Goddi, C., Crew, G., Impellizzeri, V., Martí-Vidal, I., Matthews, L. D., Messias, H., et al. (2019). First M87 event horizon telescope results and the role of ALMA. The Messenger, 177, 25-35. doi:10.18727/0722-6691/5150.


Cite as: http://hdl.handle.net/21.11116/0000-0005-1FB3-F
Abstract

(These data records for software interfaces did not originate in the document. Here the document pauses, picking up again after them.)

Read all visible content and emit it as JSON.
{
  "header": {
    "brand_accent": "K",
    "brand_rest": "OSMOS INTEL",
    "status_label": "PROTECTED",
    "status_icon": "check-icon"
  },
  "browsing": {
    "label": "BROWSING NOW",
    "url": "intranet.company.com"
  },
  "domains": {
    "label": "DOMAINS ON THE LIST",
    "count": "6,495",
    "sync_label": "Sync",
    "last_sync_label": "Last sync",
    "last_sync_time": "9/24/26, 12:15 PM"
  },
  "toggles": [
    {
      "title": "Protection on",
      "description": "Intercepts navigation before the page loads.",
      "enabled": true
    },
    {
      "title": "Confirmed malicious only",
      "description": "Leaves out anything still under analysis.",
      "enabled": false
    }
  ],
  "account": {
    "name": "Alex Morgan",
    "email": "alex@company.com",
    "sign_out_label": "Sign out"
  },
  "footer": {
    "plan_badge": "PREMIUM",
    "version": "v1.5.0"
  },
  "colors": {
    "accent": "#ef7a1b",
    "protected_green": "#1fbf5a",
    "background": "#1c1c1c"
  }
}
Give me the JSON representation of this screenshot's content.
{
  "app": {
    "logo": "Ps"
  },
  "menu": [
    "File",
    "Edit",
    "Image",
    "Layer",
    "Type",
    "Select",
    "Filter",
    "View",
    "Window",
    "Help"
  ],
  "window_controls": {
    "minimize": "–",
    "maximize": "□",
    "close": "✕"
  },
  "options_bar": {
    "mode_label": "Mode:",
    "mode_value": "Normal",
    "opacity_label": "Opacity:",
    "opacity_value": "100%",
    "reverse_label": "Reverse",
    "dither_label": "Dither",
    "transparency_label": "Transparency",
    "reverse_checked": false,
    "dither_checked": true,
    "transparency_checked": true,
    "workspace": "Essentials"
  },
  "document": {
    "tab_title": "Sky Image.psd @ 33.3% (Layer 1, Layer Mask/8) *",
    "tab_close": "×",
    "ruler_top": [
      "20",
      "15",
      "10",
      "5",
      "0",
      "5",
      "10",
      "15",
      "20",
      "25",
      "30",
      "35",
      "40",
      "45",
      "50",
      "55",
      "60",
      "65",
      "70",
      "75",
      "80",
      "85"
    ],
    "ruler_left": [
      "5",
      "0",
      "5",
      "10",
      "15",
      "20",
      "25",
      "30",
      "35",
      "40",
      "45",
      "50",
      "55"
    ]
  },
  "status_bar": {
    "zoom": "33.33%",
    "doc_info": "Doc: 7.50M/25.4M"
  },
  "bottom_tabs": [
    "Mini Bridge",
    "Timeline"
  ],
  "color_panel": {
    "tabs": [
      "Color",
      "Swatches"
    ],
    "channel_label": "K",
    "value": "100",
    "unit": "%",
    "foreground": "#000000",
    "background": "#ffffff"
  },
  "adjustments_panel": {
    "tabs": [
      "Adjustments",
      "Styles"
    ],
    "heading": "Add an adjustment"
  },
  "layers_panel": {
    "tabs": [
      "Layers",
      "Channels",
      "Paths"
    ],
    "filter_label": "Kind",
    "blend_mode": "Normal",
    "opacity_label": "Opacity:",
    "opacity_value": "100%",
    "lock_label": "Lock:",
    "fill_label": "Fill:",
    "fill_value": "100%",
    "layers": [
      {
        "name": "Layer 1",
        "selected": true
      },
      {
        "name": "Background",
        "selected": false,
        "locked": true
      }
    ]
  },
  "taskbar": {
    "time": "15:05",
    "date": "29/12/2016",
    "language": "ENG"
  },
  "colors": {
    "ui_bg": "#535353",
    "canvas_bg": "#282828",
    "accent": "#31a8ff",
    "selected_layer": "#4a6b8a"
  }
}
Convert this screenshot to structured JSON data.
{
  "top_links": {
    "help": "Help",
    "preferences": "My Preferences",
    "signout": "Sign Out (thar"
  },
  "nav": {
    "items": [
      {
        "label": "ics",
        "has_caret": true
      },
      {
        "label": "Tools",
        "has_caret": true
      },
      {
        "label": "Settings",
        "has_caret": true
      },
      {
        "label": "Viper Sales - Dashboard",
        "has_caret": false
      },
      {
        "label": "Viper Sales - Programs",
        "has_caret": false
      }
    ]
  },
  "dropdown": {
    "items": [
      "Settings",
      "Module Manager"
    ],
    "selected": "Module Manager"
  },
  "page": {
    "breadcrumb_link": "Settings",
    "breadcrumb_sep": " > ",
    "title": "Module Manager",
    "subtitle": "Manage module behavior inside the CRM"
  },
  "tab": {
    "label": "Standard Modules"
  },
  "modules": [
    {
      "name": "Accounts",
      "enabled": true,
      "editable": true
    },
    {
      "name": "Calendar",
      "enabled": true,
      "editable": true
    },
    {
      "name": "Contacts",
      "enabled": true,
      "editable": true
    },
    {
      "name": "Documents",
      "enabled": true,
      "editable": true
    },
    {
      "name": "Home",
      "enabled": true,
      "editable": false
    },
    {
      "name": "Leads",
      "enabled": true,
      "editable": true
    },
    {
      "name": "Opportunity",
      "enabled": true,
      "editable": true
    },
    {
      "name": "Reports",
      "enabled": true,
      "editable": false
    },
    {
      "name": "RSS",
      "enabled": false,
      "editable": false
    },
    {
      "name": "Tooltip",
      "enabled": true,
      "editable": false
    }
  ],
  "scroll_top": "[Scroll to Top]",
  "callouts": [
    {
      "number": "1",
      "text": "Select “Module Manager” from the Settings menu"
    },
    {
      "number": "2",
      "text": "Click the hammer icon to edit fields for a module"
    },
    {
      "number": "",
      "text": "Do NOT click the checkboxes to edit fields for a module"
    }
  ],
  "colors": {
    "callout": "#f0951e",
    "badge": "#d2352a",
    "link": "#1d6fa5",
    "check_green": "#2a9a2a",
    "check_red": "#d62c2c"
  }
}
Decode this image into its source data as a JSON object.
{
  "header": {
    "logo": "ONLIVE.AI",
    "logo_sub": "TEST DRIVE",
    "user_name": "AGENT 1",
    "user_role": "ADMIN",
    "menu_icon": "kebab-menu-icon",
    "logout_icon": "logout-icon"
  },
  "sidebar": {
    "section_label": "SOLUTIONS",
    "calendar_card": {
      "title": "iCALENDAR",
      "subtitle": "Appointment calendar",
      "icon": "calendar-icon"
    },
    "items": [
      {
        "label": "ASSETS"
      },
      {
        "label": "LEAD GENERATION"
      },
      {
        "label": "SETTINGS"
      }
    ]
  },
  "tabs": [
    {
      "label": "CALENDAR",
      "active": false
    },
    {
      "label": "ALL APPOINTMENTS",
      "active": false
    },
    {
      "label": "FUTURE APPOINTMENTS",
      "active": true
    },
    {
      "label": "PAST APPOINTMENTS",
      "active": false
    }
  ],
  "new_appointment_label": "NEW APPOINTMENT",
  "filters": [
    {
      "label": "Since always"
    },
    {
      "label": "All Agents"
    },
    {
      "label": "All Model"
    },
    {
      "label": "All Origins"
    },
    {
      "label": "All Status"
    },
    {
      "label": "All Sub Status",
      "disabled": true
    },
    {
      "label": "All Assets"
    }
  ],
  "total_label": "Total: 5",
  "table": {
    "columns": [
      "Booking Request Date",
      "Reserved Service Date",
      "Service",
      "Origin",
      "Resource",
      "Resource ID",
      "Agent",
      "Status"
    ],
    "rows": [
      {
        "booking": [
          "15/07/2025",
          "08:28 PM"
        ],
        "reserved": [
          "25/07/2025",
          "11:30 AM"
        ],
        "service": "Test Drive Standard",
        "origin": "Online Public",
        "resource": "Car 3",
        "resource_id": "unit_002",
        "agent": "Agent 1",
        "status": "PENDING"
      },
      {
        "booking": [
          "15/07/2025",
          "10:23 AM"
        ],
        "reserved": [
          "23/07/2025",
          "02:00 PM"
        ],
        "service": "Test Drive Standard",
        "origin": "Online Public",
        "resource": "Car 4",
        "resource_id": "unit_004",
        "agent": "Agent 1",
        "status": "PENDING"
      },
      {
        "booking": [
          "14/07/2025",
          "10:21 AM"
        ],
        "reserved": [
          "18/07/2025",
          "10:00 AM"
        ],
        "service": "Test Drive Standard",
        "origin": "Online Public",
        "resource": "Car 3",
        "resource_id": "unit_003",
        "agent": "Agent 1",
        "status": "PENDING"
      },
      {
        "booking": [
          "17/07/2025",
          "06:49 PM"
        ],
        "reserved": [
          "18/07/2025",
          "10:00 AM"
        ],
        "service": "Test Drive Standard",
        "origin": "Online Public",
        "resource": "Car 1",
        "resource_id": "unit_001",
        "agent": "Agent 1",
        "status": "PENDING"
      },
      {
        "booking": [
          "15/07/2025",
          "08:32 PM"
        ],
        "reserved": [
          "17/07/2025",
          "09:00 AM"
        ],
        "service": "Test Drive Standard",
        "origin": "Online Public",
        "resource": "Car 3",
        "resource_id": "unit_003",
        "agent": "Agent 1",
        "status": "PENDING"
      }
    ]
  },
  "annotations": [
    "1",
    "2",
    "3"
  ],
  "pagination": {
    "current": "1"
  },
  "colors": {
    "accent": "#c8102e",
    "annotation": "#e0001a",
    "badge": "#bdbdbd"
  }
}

In April 2019, the Event Horizon Telescope (EHT) collaboration revealed the first image of the candidate supermassive black hole (SMBH) at the centre of the giant elliptical galaxy Messier 87 (M87). This event-horizon-scale image shows a ring of glowing plasma with a dark patch at the centre, which is interpreted as the shadow of the black hole. This breakthrough result, which represents a powerful confirmation of Einstein’s theory of gravity, or general relativity, was made possible by assembling a global network of radio telescopes operating at millimetre wavelengths that for the first time included the Atacama Large Millimeter/ submillimeter Array (ALMA). The addition of ALMA as an anchor station has enabled a giant leap forward by increasing the sensitivity limits of the EHT by an order of magnitude, effectively turning it into an imaging array. The published image demonstrates that it is now possible to directly study the event horizon shadows of SMBHs via electromagnetic radiation, thereby transforming this elusive frontier from a mathematical concept into an astrophysical reality. The expansion of the array over the next few years will include new stations on different continents — and eventually satellites in space. This will provide progressively sharper and higher-fidelity images of SMBH candidates, and potentially even movies of the hot plasma orbiting around SMBHs. These improvements will shed light on the processes of black hole accretion and jet formation on event-horizon scales, thereby enabling more precise tests of general relativity in the truly strong field regime.